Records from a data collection

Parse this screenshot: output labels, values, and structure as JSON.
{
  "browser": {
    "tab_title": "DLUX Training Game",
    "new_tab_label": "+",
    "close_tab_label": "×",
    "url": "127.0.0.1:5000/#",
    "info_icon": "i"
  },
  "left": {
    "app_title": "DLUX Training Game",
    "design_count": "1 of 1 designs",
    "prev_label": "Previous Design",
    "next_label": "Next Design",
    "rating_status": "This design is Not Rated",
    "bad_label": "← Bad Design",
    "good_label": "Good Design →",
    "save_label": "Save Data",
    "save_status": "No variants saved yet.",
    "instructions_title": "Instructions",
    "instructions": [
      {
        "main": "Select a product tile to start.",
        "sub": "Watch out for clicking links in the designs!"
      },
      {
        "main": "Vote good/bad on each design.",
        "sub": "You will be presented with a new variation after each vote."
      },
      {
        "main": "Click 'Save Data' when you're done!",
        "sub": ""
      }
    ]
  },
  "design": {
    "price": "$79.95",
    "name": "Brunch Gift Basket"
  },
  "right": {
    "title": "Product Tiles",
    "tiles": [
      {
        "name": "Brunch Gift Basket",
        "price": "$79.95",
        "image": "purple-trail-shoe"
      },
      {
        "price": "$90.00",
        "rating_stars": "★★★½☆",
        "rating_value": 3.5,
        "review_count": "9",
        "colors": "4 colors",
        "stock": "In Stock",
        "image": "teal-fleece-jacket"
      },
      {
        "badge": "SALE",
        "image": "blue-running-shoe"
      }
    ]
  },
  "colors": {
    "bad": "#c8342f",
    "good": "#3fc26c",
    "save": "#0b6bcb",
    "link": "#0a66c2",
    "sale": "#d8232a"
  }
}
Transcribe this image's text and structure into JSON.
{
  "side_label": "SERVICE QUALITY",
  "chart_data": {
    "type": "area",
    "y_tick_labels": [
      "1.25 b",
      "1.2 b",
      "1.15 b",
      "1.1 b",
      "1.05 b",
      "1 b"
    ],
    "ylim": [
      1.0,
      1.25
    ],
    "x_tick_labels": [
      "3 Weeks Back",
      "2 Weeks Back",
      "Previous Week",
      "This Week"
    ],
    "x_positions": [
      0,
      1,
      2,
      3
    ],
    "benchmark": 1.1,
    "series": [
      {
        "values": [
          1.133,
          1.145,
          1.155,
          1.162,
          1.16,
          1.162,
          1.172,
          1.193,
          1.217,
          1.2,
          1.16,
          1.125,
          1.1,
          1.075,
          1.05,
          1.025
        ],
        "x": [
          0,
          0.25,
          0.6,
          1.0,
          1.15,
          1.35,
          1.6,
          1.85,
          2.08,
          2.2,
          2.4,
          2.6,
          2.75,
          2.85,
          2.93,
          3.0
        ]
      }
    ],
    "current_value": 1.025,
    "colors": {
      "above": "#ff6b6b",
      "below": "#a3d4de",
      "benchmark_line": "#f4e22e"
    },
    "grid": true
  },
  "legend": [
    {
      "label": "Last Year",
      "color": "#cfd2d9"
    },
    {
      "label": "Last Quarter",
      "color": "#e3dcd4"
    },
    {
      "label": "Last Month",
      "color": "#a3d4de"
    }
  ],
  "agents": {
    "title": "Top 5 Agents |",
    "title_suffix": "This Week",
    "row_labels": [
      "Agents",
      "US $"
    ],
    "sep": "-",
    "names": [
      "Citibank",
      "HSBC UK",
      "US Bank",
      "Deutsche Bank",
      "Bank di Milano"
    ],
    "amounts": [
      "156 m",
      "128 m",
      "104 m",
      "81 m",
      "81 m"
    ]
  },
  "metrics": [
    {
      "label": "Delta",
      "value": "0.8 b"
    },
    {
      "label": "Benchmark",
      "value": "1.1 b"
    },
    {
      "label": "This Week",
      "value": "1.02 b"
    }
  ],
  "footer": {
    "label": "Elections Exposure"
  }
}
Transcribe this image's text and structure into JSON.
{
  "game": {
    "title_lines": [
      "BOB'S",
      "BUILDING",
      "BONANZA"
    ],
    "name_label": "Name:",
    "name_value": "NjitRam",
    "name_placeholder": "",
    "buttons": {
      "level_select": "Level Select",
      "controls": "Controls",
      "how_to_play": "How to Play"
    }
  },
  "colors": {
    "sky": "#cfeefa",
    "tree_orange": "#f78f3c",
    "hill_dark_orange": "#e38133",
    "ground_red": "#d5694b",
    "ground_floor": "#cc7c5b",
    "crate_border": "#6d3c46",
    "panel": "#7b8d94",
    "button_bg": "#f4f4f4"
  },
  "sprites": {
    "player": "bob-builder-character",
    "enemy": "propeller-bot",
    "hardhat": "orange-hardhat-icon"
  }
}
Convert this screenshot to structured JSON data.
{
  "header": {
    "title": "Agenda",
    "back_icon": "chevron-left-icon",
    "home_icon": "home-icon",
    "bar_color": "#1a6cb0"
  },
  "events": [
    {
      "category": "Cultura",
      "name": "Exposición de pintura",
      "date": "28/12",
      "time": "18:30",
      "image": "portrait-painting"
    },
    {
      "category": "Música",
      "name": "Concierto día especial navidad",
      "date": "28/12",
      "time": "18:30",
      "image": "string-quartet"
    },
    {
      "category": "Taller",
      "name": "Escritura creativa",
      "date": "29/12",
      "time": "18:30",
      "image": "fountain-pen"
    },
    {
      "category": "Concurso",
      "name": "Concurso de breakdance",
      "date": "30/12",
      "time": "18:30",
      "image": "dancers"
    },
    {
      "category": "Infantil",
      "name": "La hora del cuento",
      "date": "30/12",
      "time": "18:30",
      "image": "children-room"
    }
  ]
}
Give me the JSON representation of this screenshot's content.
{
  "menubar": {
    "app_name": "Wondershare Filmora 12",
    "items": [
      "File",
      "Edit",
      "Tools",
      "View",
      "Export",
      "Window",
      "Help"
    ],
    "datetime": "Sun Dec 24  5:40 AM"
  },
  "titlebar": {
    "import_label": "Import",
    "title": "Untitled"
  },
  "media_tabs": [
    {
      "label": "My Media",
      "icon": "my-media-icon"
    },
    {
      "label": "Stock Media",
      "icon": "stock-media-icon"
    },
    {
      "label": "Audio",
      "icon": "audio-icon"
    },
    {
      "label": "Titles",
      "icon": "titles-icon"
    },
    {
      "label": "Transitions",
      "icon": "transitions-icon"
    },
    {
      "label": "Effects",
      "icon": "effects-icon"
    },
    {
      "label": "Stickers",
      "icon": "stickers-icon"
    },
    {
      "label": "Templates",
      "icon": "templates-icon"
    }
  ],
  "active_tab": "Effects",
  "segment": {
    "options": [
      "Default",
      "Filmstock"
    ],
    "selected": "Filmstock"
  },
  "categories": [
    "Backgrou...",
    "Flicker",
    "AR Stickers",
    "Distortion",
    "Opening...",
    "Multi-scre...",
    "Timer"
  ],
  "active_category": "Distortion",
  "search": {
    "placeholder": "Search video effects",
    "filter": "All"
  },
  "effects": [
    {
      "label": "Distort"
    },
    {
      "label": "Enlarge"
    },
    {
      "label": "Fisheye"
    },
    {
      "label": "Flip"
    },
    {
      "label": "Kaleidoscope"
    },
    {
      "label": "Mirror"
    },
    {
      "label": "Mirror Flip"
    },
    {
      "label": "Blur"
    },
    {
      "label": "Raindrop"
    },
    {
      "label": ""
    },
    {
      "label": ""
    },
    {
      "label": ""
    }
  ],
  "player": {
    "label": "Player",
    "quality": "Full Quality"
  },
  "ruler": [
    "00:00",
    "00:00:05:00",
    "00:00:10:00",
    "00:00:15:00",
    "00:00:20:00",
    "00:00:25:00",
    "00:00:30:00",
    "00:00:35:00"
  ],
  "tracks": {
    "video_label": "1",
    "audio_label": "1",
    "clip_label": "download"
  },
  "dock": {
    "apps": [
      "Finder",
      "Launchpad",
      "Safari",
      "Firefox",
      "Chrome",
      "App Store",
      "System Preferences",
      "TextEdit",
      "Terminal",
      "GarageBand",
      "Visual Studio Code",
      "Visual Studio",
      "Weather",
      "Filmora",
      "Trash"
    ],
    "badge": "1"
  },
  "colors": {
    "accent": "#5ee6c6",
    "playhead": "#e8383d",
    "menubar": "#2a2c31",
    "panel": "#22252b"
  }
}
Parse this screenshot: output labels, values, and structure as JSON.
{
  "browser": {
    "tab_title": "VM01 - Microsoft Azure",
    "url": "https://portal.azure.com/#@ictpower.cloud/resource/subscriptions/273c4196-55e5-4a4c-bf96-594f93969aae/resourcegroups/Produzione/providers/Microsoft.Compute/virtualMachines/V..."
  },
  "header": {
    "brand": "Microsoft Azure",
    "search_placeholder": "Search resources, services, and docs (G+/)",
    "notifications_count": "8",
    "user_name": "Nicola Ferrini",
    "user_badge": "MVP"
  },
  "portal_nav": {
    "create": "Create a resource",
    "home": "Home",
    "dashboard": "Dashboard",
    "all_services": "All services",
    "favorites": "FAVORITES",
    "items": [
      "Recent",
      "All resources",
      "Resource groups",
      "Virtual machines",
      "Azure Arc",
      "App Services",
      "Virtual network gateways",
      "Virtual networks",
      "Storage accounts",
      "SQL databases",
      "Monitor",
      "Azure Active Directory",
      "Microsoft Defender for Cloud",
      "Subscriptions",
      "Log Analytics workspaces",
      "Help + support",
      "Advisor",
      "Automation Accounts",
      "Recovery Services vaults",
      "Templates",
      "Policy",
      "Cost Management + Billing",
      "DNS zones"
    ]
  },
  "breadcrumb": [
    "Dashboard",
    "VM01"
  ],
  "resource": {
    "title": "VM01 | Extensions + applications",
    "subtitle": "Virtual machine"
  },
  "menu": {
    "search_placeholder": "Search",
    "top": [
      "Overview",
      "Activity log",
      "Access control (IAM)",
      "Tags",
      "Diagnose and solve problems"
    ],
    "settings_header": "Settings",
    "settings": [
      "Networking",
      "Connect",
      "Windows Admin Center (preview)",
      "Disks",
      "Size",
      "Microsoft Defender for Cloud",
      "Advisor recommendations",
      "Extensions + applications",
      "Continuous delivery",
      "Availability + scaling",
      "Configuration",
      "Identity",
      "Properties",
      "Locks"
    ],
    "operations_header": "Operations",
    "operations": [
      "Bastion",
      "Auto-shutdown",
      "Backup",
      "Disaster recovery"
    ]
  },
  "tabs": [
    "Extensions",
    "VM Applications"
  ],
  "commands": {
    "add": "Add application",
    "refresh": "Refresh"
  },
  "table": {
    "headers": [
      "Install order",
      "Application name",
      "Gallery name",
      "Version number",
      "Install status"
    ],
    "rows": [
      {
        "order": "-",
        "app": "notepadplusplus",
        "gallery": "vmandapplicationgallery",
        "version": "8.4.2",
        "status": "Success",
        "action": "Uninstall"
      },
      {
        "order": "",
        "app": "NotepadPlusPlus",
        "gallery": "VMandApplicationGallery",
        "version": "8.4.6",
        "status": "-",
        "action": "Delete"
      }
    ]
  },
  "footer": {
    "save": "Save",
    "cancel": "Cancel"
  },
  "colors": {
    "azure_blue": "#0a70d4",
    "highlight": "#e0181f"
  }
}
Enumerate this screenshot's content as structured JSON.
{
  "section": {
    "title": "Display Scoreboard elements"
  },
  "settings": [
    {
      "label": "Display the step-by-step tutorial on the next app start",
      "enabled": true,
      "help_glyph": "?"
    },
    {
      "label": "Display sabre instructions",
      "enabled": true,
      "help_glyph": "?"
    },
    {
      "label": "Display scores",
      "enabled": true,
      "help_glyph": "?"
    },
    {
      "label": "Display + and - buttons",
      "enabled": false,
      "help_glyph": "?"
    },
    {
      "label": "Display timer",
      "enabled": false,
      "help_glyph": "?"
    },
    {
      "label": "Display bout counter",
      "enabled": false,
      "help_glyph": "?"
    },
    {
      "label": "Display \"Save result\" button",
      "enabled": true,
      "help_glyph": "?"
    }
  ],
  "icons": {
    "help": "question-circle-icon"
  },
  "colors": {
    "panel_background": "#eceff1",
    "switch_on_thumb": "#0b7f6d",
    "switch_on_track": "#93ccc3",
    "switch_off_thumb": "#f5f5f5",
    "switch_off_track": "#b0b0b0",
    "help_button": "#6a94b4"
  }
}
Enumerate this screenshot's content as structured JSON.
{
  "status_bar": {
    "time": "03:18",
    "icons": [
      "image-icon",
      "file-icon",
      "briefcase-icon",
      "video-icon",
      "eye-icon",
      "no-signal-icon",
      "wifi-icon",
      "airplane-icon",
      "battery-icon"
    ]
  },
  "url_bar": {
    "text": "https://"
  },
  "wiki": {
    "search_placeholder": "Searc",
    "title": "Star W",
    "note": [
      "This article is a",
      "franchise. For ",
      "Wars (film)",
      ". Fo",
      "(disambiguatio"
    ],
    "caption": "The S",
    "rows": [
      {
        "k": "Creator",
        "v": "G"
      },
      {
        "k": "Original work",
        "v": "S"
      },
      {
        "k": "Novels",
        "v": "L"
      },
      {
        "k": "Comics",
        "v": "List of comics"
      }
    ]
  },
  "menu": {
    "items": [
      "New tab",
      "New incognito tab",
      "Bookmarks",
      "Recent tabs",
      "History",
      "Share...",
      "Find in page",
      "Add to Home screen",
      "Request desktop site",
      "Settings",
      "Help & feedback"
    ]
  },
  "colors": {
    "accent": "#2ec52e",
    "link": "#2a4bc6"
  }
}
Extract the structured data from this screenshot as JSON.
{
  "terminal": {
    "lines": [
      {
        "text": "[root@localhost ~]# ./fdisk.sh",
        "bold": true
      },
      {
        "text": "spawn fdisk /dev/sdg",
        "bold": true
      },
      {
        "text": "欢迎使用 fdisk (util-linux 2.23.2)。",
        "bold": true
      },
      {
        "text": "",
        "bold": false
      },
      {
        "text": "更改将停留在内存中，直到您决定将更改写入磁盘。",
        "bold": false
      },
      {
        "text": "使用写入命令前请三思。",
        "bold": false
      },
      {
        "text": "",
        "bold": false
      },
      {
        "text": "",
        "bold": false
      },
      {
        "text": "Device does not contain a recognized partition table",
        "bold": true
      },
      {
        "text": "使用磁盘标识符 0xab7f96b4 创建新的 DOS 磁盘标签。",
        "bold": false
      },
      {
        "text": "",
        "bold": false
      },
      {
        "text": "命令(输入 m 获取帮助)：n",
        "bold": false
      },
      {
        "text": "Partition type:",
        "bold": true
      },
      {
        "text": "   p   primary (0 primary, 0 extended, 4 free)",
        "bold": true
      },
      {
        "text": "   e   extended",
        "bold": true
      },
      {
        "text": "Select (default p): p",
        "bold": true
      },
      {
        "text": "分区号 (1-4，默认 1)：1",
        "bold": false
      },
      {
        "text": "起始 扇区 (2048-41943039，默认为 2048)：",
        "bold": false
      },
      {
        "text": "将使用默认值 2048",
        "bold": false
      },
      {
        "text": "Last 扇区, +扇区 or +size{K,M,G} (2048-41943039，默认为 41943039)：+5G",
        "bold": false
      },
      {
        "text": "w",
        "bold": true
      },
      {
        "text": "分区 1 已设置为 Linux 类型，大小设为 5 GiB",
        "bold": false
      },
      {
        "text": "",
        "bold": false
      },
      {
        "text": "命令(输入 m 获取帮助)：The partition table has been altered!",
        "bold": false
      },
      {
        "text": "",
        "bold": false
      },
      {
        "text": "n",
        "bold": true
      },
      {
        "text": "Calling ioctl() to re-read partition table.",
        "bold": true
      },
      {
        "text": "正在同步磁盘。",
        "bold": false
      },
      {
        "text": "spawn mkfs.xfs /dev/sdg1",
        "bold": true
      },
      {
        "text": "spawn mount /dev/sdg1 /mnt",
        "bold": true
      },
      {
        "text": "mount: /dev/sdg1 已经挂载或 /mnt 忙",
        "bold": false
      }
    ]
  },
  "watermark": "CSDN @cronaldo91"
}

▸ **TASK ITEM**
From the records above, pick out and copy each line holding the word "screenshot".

▸ **EXPECTED ANSWER**
Parse this screenshot: output labels, values, and structure as JSON.
Convert this screenshot to structured JSON data.
Give me the JSON representation of this screenshot's content.
Parse this screenshot: output labels, values, and structure as JSON.
Enumerate this screenshot's content as structured JSON.
Enumerate this screenshot's content as structured JSON.
Extract the structured data from this screenshot as JSON.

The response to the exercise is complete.